  2. thanks guys-- unfortunately they had packed away all their stuff when I dropped her off. I asked them to let her check the labels. Since its a backpacking trip, they've already stuck most of the stuff in ziplocs. It was very annoying because they are so in the business of reassuring parents, but know nothing about celiac disease. I felt they were working harder to pacify me than to listen to what I actually had to say. So they made a big effort to get wheat free food, but didn't check gluten. They thought it was a wheat allergy. So they bought unsafe oatmeal, nutrition bars, etc... Meanwhile, I'm afraid the other kids are going to feel resentful, and my daughter singled out, because everyone's food is going to be unnecessarily limited. We arrived with two big bags of groceries, which they took, but now I'm feeling like I better Fed ex a bunch more. We really need to get the word out about celiac more so that our children can grow up in a world that has a clue about what we are talking about.

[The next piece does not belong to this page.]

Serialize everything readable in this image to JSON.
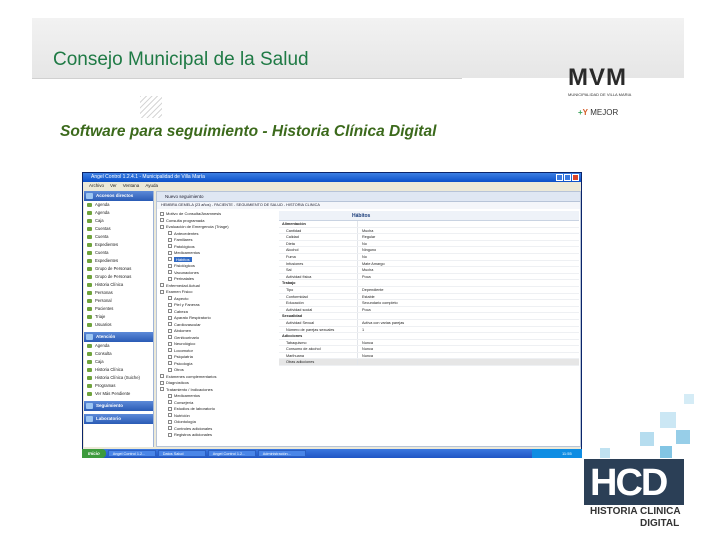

  3. My daughter choose to go on an Outward Bound backpacking trip this summer. From the beginning I asked them if they could accommodate a gluten free child, and they insisted it was no problem. They decided to make the whole group gluten free, (except for cookies and such which can be easily segregated) which we both really appreciated. They sent me their regular menus, and I sent back an extensive list of substitutions of brands we like and trust. They never got the list somehow, and went to local health food stores and supposedly read labels, but I'm very nervous about the whole thing. I can just picture her out in the backwoods somewhere, feeloing miserable, with people who don't understand what's going on. We're going shopping today for gluten free trail mix, etc.. We bring her up to the base camp tomorrow. Any suggestions? I don't want to be too obnoxious and seemingly neurotic by snooping through their provisions, since their intentions seem to be great, but .... Thanks